The current Brexit deal proposed by Theresa May is a tangible outcome of what happens when politicians play to populism and their voters jump on easily digestible promises. Brexit has done to politics what a diet junk food does to your body; the country has gorged itself on sweet, tasty promises without asking whether they were good for us. Now we’re sick and under-nourished, our teeth are rotting, and our tummy hurts. We’ve found out that whilst the Brexit promises sounded good, they lacked information and facts. Like a lot of us were saying all along.
Brexit is the outcome of careless populism. It is what happens when you get tired of the experts. It is what happens when you assume something clearly difficult will be easy. When you don’t think you need to be clever to get it done. It is what happens when you over-promise today without worrying about delivering on that tomorrow. It is pure Dunning-Kruger — people who are too stupid and incompetent to realise they are stupid and incompetent.
And let’s remember, all of this is about the Conservative party. It is about David Cameron trying to figure out how to control his Eurosceptic MPs so he could become Prime Minister. It is about Boris Johnson following the path most likely to help him become Prime Minister. It is about Theresa May becoming Prime Minister and wanting to stay in Downing Street. There is nobody else in this game, just them. It is all about them, and about a political party that’s always been split down the middle over Europe.
Their own ambition, and internal politics, are now tearing the country apart and it should be something that plunges them into ignominy.
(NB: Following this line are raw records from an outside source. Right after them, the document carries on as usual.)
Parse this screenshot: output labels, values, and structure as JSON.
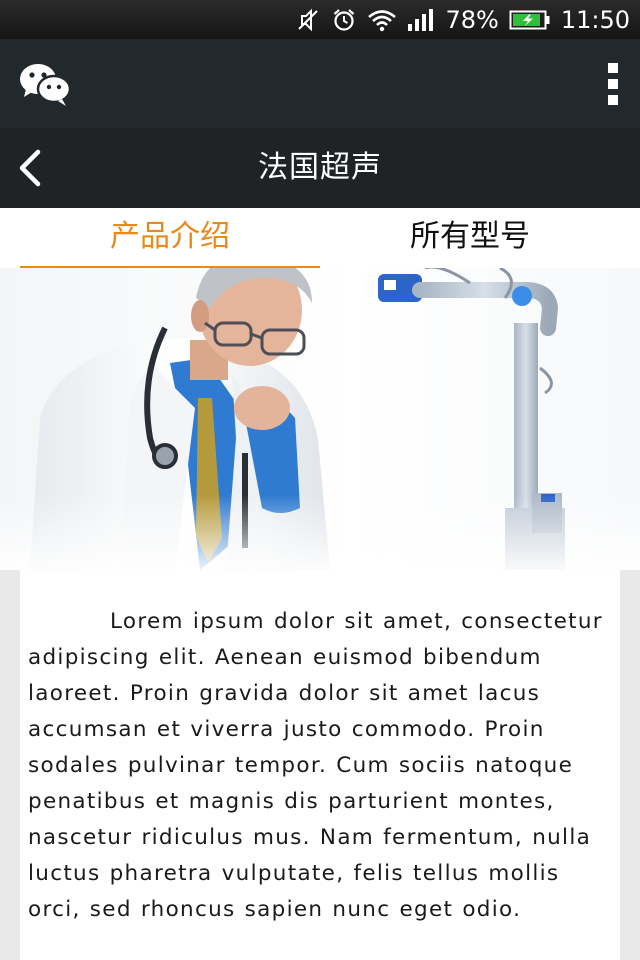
{
  "status_bar": {
    "battery_percent": "78%",
    "time": "11:50",
    "icons": [
      "mute-icon",
      "alarm-icon",
      "wifi-icon",
      "signal-icon",
      "battery-charging-icon"
    ]
  },
  "wechat_bar": {
    "logo_icon": "wechat-logo-icon",
    "menu_icon": "more-vertical-icon"
  },
  "title_bar": {
    "back_icon": "chevron-left-icon",
    "title": "法国超声"
  },
  "tabs": [
    {
      "label": "产品介绍",
      "active": true
    },
    {
      "label": "所有型号",
      "active": false
    }
  ],
  "colors": {
    "accent": "#e88a1a",
    "header_dark": "#22292c",
    "title_bar": "#1f2325"
  },
  "content": {
    "paragraph": "Lorem ipsum dolor sit amet, consectetur adipiscing elit. Aenean euismod bibendum laoreet. Proin gravida dolor sit amet lacus accumsan et viverra justo commodo. Proin sodales pulvinar tempor. Cum sociis natoque penatibus et magnis dis parturient montes, nascetur ridiculus mus. Nam fermentum, nulla luctus pharetra vulputate, felis tellus mollis orci, sed rhoncus sapien nunc eget odio."
  }
}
But opposing them is a party that seems to care very little about Brexit, or about the UK as a whole, and instead is enjoying the totally inappropriate fantasy of creating a Socialist utopia. Fact: even centrist Labour voters would struggle to vote for Corbyn. A large-scale political revolt against the Conservatives due to Brexit would require people who previously voted Conservative, voted for Blair, and voted Lib Dem, to vote Labour.
That party therefore needs to be open to them all; a safe place they all feel they can find shelter in this storm. It is a devastating missed opportunity that Labour is not that party, and one that will cost the party and the country. Most people, however furious they are with the Conservatives, would struggle to vote Labour, fearing it would plunge the UK from the frying pan of an ideologically driven Brexit into the fire of ideological socialism.
If you step aside from the specific debates on each topic, and look more at the state of our politics, what we need as a country is to bring political discourse back from populism and ideology, and to restore faith in our experts and institutions. We need someone, from any party, to rise above the playground fighting at Westminster, and show real leadership.
Strong leadership is not about forcing through a dogma, like “Brexit means Brexit” or nationalising companies, it is about finding compromise, uniting people, and using the great wealth of knowledge, wisdom, and information we have at our disposal in this country.
It isn’t clear who this is yet, though plenty of back-benchers show potential to take on that mantle. But we, the people, should not settle for the way both the Government and Opposition are ruining our country. We should stop our diet of rubbish information, and wake up to the reality that most of the last few years of politics was based on lies and populism.